Like most of feasts, Holy Week in Neaples is kind of divided between the sacred and the profane. I’ve thought telling you Neapolitan Easter traditions can be a nice way to wish you a happy Easter.
On Maundy Thursday we have the traditional “Struscio” (litterally, shuffling, referring to the noise of female long dresses during the stroll), or rito dei Sepolcri, that is visiting an uneven number of cherches (usually 7), to celebrate the Last Supper through a liturgical ceremony.
During this day here in Naples we use to prepare desserts like pastiera and pizza con la crema. We also make mussel soup, ‘a zupp’ ‘e cozzeche, to have it for dinner, with freselle or croutons.
On Good Friday churches of Naples use to arrange a Via Crucis among the streets.
This is a day of fast, when we use to abstain from meat and dedicate to prepare two different savory cakes, like casatiello, tortano and ”Pizza chiena”: we use to prepare them on Friday evening, let them rise during the night, and bake them on Saturday morning.
Holy Saturday is a day of meditation and prayer, culminating with Easter vigil.
During the day we proceed and bake the savory cakes prepared the day earlier: we will have them for dinner, together with some cold cuts.
And so we arrive to Easter Sunday, Resurrection Sunday.
The typical Easter menu is composed by:
Appetizers: fellata (a plate or bread board with mixed cold cuts and cheeses) and casatiello (or tortano)
First Course: wedding soup
Second Course: lamb with cheese and peas, or baked kid with new potatoes
Side Dish: roasted artichokes or deep-fried artichokes
Dessert: Neapolitan pastiera
On Easter Monday we usually have some trip into the country just outside town: casatiello (or tortano) is a must, usually accompanied by a barbecue.

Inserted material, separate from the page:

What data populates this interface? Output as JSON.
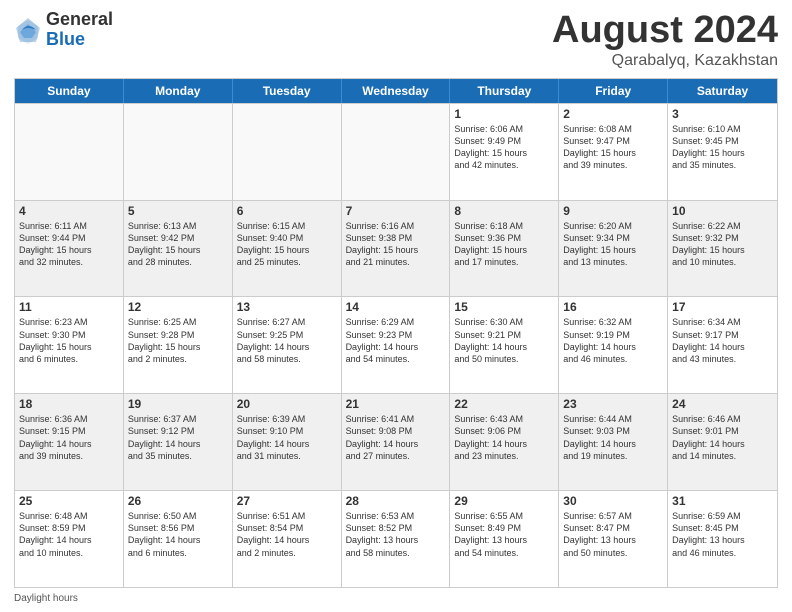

That said, I just have to wish you a peaceful Easter… Like last year, I will spend Easter at home with my parents and parents-in-law, so I’m going to cook something special on Easter Sunday… I’ll let you know
Now I leave you, a go to make casatiello!!!